With Boniface VIII began the decline of the papacy. He found it at the height of its power. He died leaving it humbled and in subjection to France. He sought to rule in the proud, dominating spirit of Gregory VII and Innocent III; but he was arrogant without being strong, bold without being sagacious, high-spirited without possessing the wisdom to discern the signs of the times. He has been called “an unfortunate reminiscence” of the great popes. The times had changed. Boniface made no allowance for the new spirit of nationality which had been developed during the crusading campaigns in the East, and which entered into conflict with the old theocratic ideal of Rome. France, now in possession of the remaining lands of the counts of Toulouse, was in no mood to listen to the dictation of the power across the Alps. Striving to maintain the fictitious theory of papal rights, and fighting against the spirit of the new age, Boniface lost the prestige the Apostolic See had enjoyed for two centuries, and died of mortification over the indignities heaped upon him by France.

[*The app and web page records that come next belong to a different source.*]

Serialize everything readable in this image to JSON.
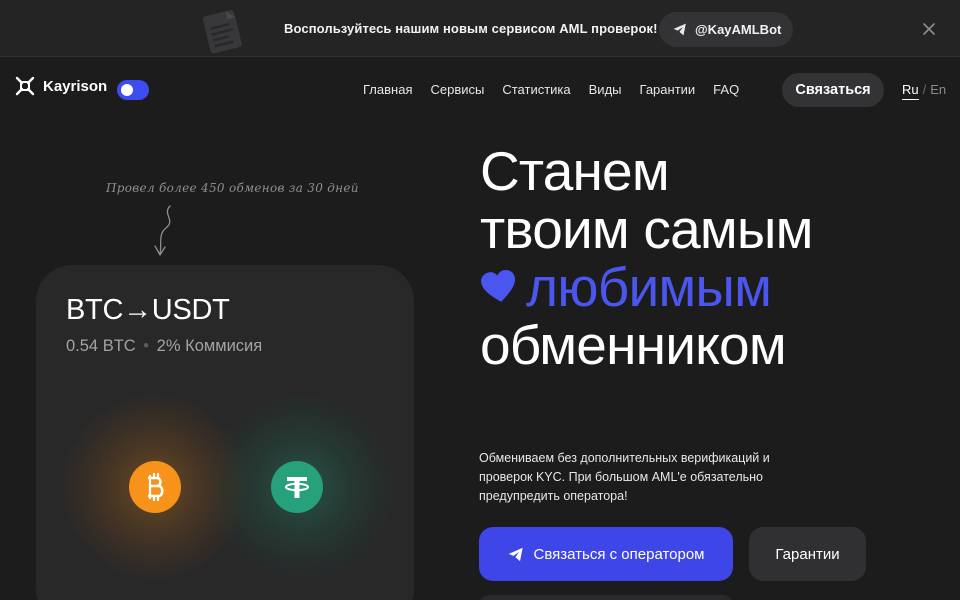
{
  "banner": {
    "text": "Воспользуйтесь нашим новым сервисом AML проверок!",
    "bot_handle": "@KayAMLBot",
    "icons": [
      "document-icon",
      "telegram-icon",
      "close-icon"
    ]
  },
  "header": {
    "logo_text": "Kayrison",
    "nav": [
      "Главная",
      "Сервисы",
      "Статистика",
      "Виды",
      "Гарантии",
      "FAQ"
    ],
    "contact_label": "Связаться",
    "lang": {
      "ru": "Ru",
      "sep": "/",
      "en": "En"
    },
    "toggle_on": true
  },
  "card": {
    "handnote": "Провел более 450 обменов за 30 дней",
    "pair": "BTC→USDT",
    "amount": "0.54 BTC",
    "dot": "•",
    "commission": "2% Коммисия",
    "coins": [
      "bitcoin-icon",
      "tether-icon"
    ]
  },
  "hero": {
    "line1": "Станем",
    "line2": "твоим самым",
    "line3": "любимым",
    "line4": "обменником",
    "subtext": "Обмениваем без дополнительных верификаций и проверок KYC. При большом AML'е обязательно предупредить оператора!",
    "primary_label": "Связаться с оператором",
    "secondary_label": "Гарантии"
  },
  "colors": {
    "background": "#1c1c1d",
    "accent": "#4b56ee",
    "button_primary": "#3f46e8",
    "btc": "#f7931a",
    "usdt": "#26a17b"
  }
}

French enemies went so far as to charge Boniface with downright infidelity and the denial of the soul’s immortality. The charges were a slander, but they show the reduced confidence which the papal office inspired. Dante, who visited Rome during Boniface’s pontificate, bitterly pursues him in all parts of theDivina Commedia. He pronounced him “the prince of modern Pharisees,” a usurper “who turned the Vatican hill into a common sewer of corruption.” The poet assigned the pope a place with Nicholas III and Clement V among the simoniacs in “that most afflicted shade,” one of the lowest circles in hell. Its floor was perforated with holes into which the heads of these popes were thrust. “The soles of every one in flames were wrapt— . . . whose upper parts are thrust below, Fixt like a stake, most wretched soul . . . Quivering in air his tortured feet were seen.” Contemporaries comprehended Boniface’s reign in the description, “He came in like a fox, he reigned like a lion, and he died like a dog.”